Part of a core group of six that train together, Nicolette and Fergusson train together twice a week — once in Parksville and once in Nanaimo. Leading up to the last competition she was training about eight hours a week.
Asked about her most recent competition she said “there was eight of us that went on a big team bus, and oh my gosh it was so much fun. It definitely got me motivated again to go into the competitions… it was a really good time. The weight lifting community is like its own little family.”
Winning a gold medal she said “felt fantastic. I carry it in my purse… I’ve been flaunting it everywhere,” she joked.
No stranger to sport, Nicolette played rugby and high level club volleyball in high school.
“My mom worries I’m going to get hurt, but you can hurt yourself crossing the road …”
Asked if she has any goals where the sport is concr3eend she conceded “it would be kind of cool to go to the Commonwealth Games; I’m staill a ways away from that but yeah …”
Asked if she has a nickname, she chuckled and said “Ed calls me Mighty Mouse all the time …”
“He’s a great coach,” she said, adding I told so many people in Australia about my coach, that he’s 77 years old and he’s still lifting weights. It’s nuts,” she laughed, then made the point “he’s in such good shape it’s amazing — unbelievable actually.”

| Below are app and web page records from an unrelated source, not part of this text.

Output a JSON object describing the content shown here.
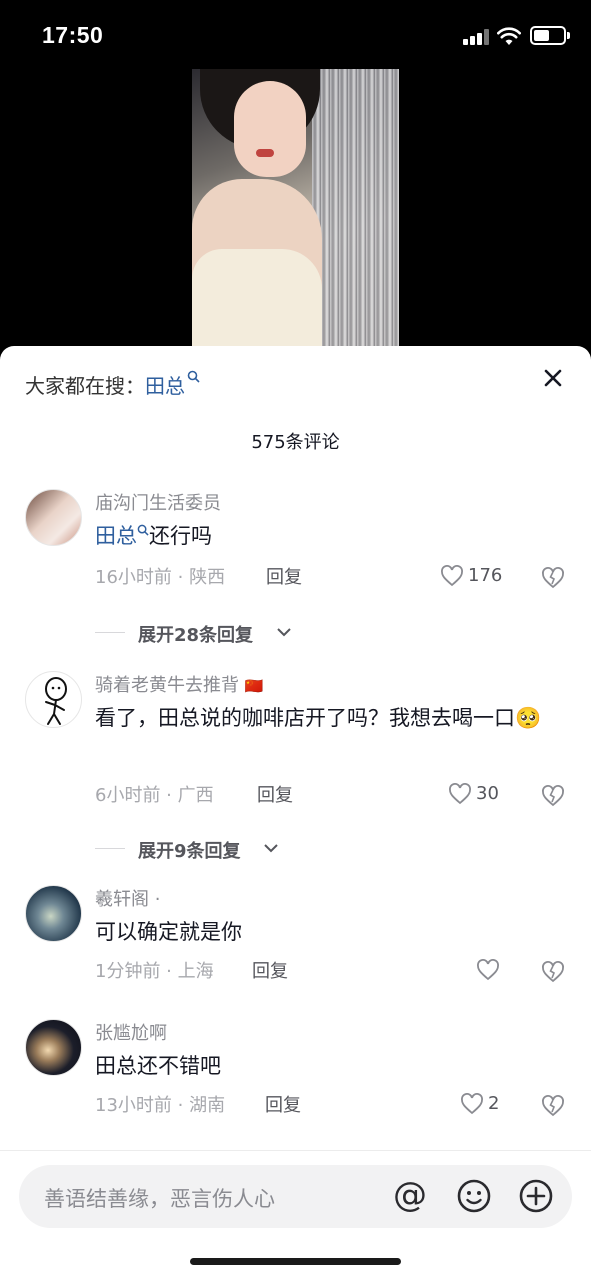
{
  "status_bar": {
    "time": "17:50",
    "battery_level": 0.55
  },
  "sheet": {
    "search_prefix": "大家都在搜：",
    "search_term": "田总",
    "comment_count": "575条评论"
  },
  "comments": [
    {
      "name": "庙沟门生活委员",
      "highlight": "田总",
      "text": "还行吗",
      "meta": "16小时前 · 陕西",
      "reply": "回复",
      "likes": "176",
      "expand": "展开28条回复"
    },
    {
      "name": "骑着老黄牛去推背",
      "flag": "🇨🇳",
      "text": "看了，田总说的咖啡店开了吗？我想去喝一口",
      "emoji": "🥺",
      "meta": "6小时前 · 广西",
      "reply": "回复",
      "likes": "30",
      "expand": "展开9条回复"
    },
    {
      "name": "羲轩阁 ·",
      "text": "可以确定就是你",
      "meta": "1分钟前 · 上海",
      "reply": "回复",
      "likes": ""
    },
    {
      "name": "张尴尬啊",
      "text": "田总还不错吧",
      "meta": "13小时前 · 湖南",
      "reply": "回复",
      "likes": "2"
    }
  ],
  "input": {
    "placeholder": "善语结善缘，恶言伤人心",
    "at_symbol": "@"
  },
  "icons": {
    "close": "close-icon",
    "like": "heart-outline-icon",
    "dislike": "broken-heart-icon",
    "emoji": "smiley-icon",
    "plus": "plus-circle-icon"
  },
  "colors": {
    "link": "#2f5f9e",
    "secondary": "#a7a8ad"
  }
}
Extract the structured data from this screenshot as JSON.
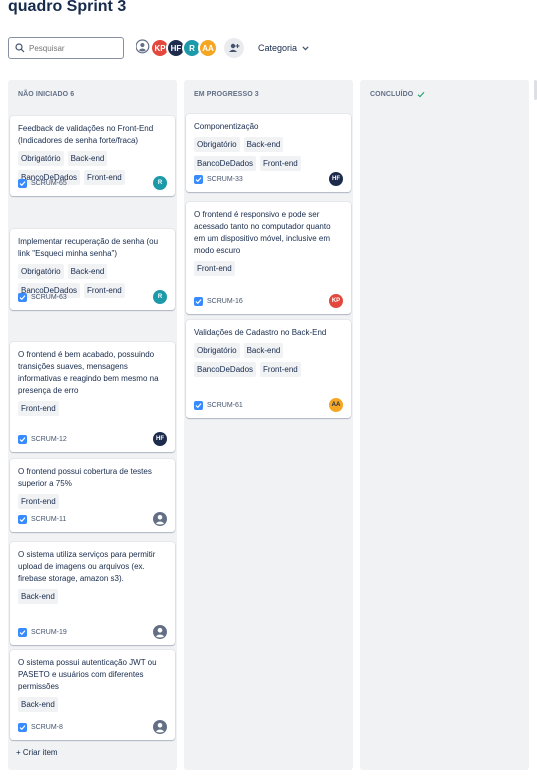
{
  "board": {
    "title": "quadro Sprint 3"
  },
  "toolbar": {
    "search_placeholder": "Pesquisar",
    "category_label": "Categoria",
    "avatars": [
      {
        "initials": "",
        "color": "#ffffff",
        "kind": "person-icon"
      },
      {
        "initials": "KP",
        "color": "#e2483d"
      },
      {
        "initials": "HF",
        "color": "#1d2b4d"
      },
      {
        "initials": "R",
        "color": "#1d9aaa"
      },
      {
        "initials": "AA",
        "color": "#f5a623"
      }
    ]
  },
  "columns": [
    {
      "title": "NÃO INICIADO 6",
      "create_label": "+ Criar item",
      "cards": [
        {
          "title": "Feedback de validações no Front-End (Indicadores de senha forte/fraca)",
          "labels": [
            "Obrigatório",
            "Back-end",
            "BancoDeDados",
            "Front-end"
          ],
          "key": "SCRUM-65",
          "assignee": "R",
          "assignee_color": "#1d9aaa"
        },
        {
          "title": "Implementar recuperação de senha (ou link \"Esqueci minha senha\")",
          "labels": [
            "Obrigatório",
            "Back-end",
            "BancoDeDados",
            "Front-end"
          ],
          "key": "SCRUM-63",
          "assignee": "R",
          "assignee_color": "#1d9aaa"
        },
        {
          "title": "O frontend é bem acabado, possuindo transições suaves, mensagens informativas e reagindo bem mesmo na presença de erro",
          "labels": [
            "Front-end"
          ],
          "key": "SCRUM-12",
          "assignee": "HF",
          "assignee_color": "#1d2b4d"
        },
        {
          "title": "O frontend possui cobertura de testes superior a 75%",
          "labels": [
            "Front-end"
          ],
          "key": "SCRUM-11",
          "assignee": "",
          "assignee_color": ""
        },
        {
          "title": "O sistema utiliza serviços para permitir upload de imagens ou arquivos (ex. firebase storage, amazon s3).",
          "labels": [
            "Back-end"
          ],
          "key": "SCRUM-19",
          "assignee": "",
          "assignee_color": ""
        },
        {
          "title": "O sistema possui autenticação JWT ou PASETO e usuários com diferentes permissões",
          "labels": [
            "Back-end"
          ],
          "key": "SCRUM-8",
          "assignee": "",
          "assignee_color": ""
        }
      ]
    },
    {
      "title": "EM PROGRESSO 3",
      "cards": [
        {
          "title": "Componentização",
          "labels": [
            "Obrigatório",
            "Back-end",
            "BancoDeDados",
            "Front-end"
          ],
          "key": "SCRUM-33",
          "assignee": "HF",
          "assignee_color": "#1d2b4d"
        },
        {
          "title": "O frontend é responsivo e pode ser acessado tanto no computador quanto em um dispositivo móvel, inclusive em modo escuro",
          "labels": [
            "Front-end"
          ],
          "key": "SCRUM-16",
          "assignee": "KP",
          "assignee_color": "#e2483d"
        },
        {
          "title": "Validações de Cadastro no Back-End",
          "labels": [
            "Obrigatório",
            "Back-end",
            "BancoDeDados",
            "Front-end"
          ],
          "key": "SCRUM-61",
          "assignee": "AA",
          "assignee_color": "#f5a623"
        }
      ]
    },
    {
      "title": "CONCLUÍDO",
      "cards": []
    }
  ]
}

At ‘5-foot and almost one’, Nicolette may be short in stature but she’s big on heart and humour.
“She’s a very enthusiast athlete — she works very hard and she’s a pleasure to work with,” Fergusson said of his student, adding “she may be small, but she’s a very strong girl… it’s just a matter of working on technique.
“I don’t do it for the money that’s for sure,” he chuckled when asked about the hours he spends in the gym and quickly confirmed “there’s a great deal of satisfaction helping the people get going.”